I haven’t been able to take many photos lately, and my archive is fairly disorganized, so here is a somewhat random collection of photos. The only thing tying them together, really, is that they were all taken within walking distance of my house in western Pennsylvania. I’ve also included a “macro” photo that you could use as a “What am I?” quiz, if you so desire. The subsequent photo is the reveal.  [JAC: I’ll put it below the fold.]

American giant millipede (Narceus americanus), a relatively common sight on my daily dog walk:

Gray treefrog (Dryophytes versicolor), so named because they can change color from gray to green or brown. Far more often heard than seen, this one was down near the ground and politely lingered long enough for me to take its picture:

Another organism with the species name versicolor, the Turkey Tail mushroom (Trametes versicolor)

Yellow morel (Morchella esculenta), from my secret morel patch:

Crown-tipped coral fungus (Artomyces pyxidatus):

Our mulberry tree had a bumper crop this year, which attracted many bird species, including this Black-billed cuckoo (Coccyzus erythropthalmus), seen here, though, on a neighboring red maple (Acer rubrum).

Red-headed bush cricket, also known as a Handsome trig (Phyllopalpus pulchellus):

Pennsylvania leatherwing, also called a goldenrod soldier beetle (Chauliognathus pensylvanicus):

And a photo from this past winter. Even the Eastern gray squirrels (Sciurus carolinensis) were social distancing:

Finally, here’s the photo for the “What am I?” quiz:

To see the reveal, click “read more”:

Continue reading “Readers’ wildlife photos”

Readers’ wildlife photos

August 3, 2021 • 8:00 am

I’m running out of photos to post, so once again I importune readers to send me their good wildlife/landscape/street photos. The need is urgent. Thanks!

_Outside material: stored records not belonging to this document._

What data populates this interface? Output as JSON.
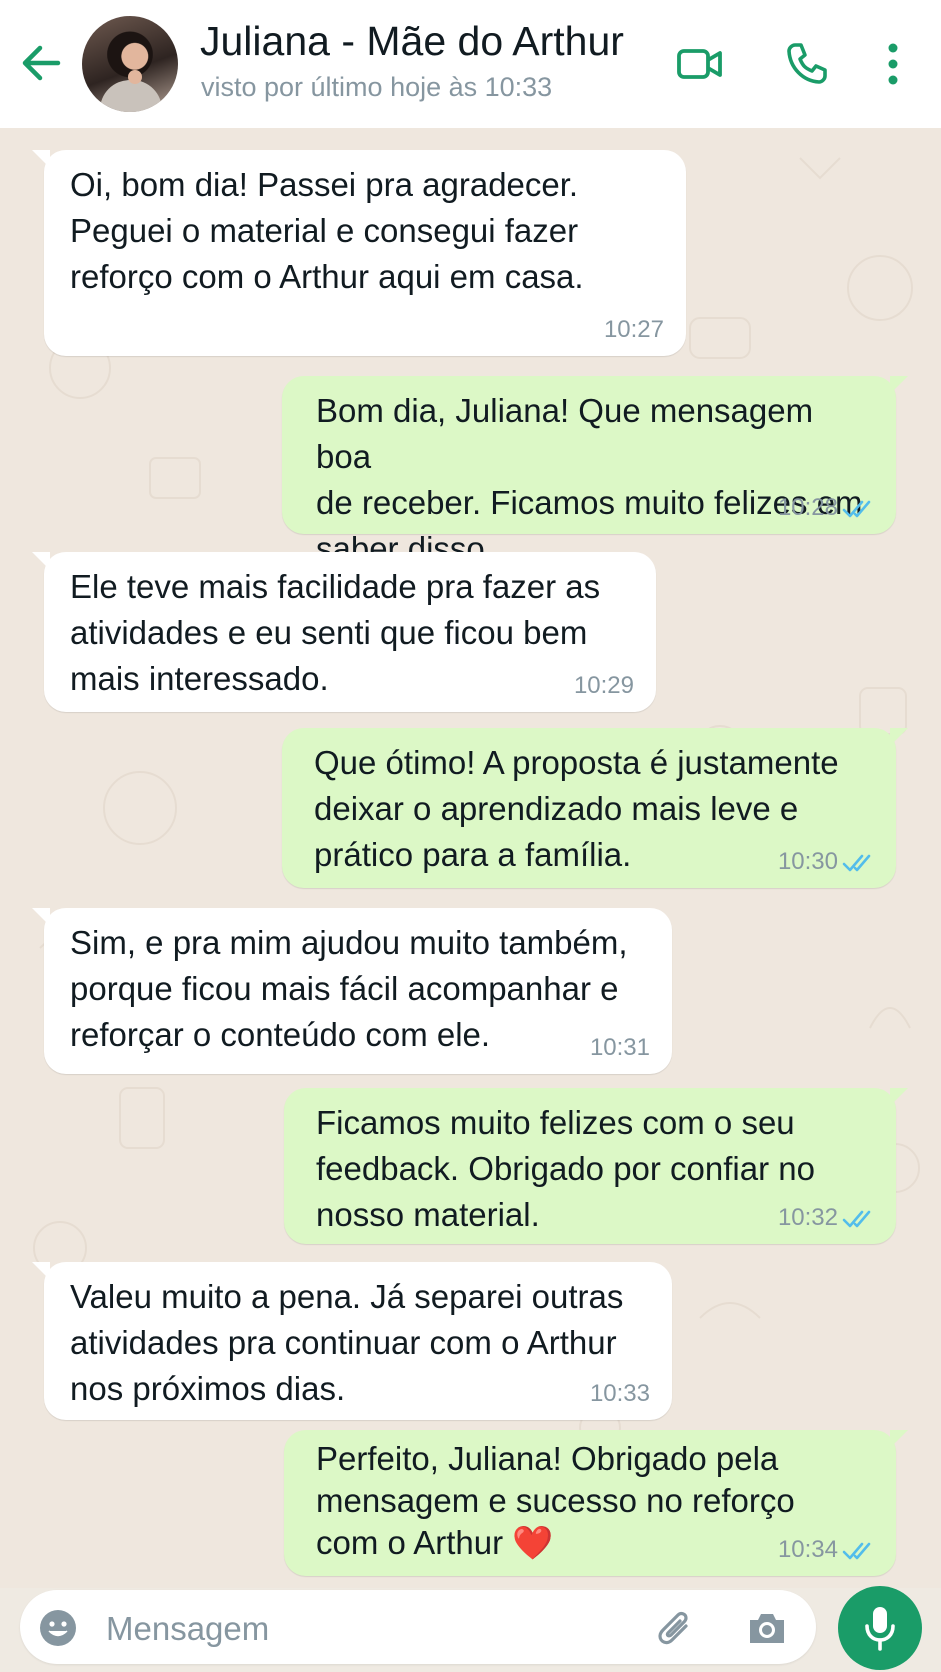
{
  "header": {
    "contact_name": "Juliana - Mãe do Arthur",
    "status": "visto por último hoje às 10:33"
  },
  "theme": {
    "accent": "#1a9c68",
    "incoming_bubble": "#ffffff",
    "outgoing_bubble": "#dcf8c6",
    "read_ticks": "#53bdeb"
  },
  "messages": [
    {
      "dir": "in",
      "text": "Oi, bom dia! Passei pra agradecer.\nPeguei o material e consegui fazer\nreforço com o Arthur aqui em casa.",
      "time": "10:27"
    },
    {
      "dir": "out",
      "text": "Bom dia, Juliana! Que mensagem boa\nde receber. Ficamos muito felizes em\nsaber disso.",
      "time": "10:28",
      "status": "read"
    },
    {
      "dir": "in",
      "text": "Ele teve mais facilidade pra fazer as\natividades e eu senti que ficou bem\nmais interessado.",
      "time": "10:29"
    },
    {
      "dir": "out",
      "text": "Que ótimo! A proposta é justamente\ndeixar o aprendizado mais leve e\nprático para a família.",
      "time": "10:30",
      "status": "read"
    },
    {
      "dir": "in",
      "text": "Sim, e pra mim ajudou muito também,\nporque ficou mais fácil acompanhar e\nreforçar o conteúdo com ele.",
      "time": "10:31"
    },
    {
      "dir": "out",
      "text": "Ficamos muito felizes com o seu\nfeedback. Obrigado por confiar no\nnosso material.",
      "time": "10:32",
      "status": "read"
    },
    {
      "dir": "in",
      "text": "Valeu muito a pena. Já separei outras\natividades pra continuar com o Arthur\nnos próximos dias.",
      "time": "10:33"
    },
    {
      "dir": "out",
      "text": "Perfeito, Juliana! Obrigado pela\nmensagem e sucesso no reforço\ncom o Arthur ❤️",
      "time": "10:34",
      "status": "read"
    }
  ],
  "composer": {
    "placeholder": "Mensagem"
  },
  "icons": {
    "back": "arrow-left-icon",
    "video": "video-camera-icon",
    "call": "phone-icon",
    "more": "more-vertical-icon",
    "emoji": "emoji-icon",
    "attach": "paperclip-icon",
    "camera": "camera-icon",
    "mic": "microphone-icon"
  }
}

Today we have a melange of photos from several readers. Their captions are indented, and you can enlarge the photos by clicking on them.

First up are moose and elk photos from Stephen Barnard in Idaho.

I had another visit from mama moose and the twins. Not knowing the moose [Alces alces] were in the front yard, I let my dogs out to confront them face-to-face. The dogs started barking like crazy, of course, but obediently came back in. Mama and the twins were unperturbed and kept browsing on my shrubbery, finally crossing the creek in the usual place.

I don’t normally see elk [Cervus canadensis] herds in this field this time of year, because I’m normally growing barley or alfalfa so the farm hands scare them off. This year, because of the irrigation restrictions, I’m not growing anything, so there’s no one to bother them. The air is clouded with smoke from wildfires.

From Leo Glenn:

Here are a few that I took back in May of a white-tailed deer (Odocoileus virginianusdoe and newborn fawn. This was just beyond our orchard in our back yard, in western Pennsylvania.


From Laurie Berg:

Immature eagle with former mouse

Limpets from  Ken Phelps:

And from Diana MacPherson:

I took this on my iPhone of the tiny little thing. This pseudoscorpion lives in my bathroom enjoying the humidity.  Isn’t he/she cute?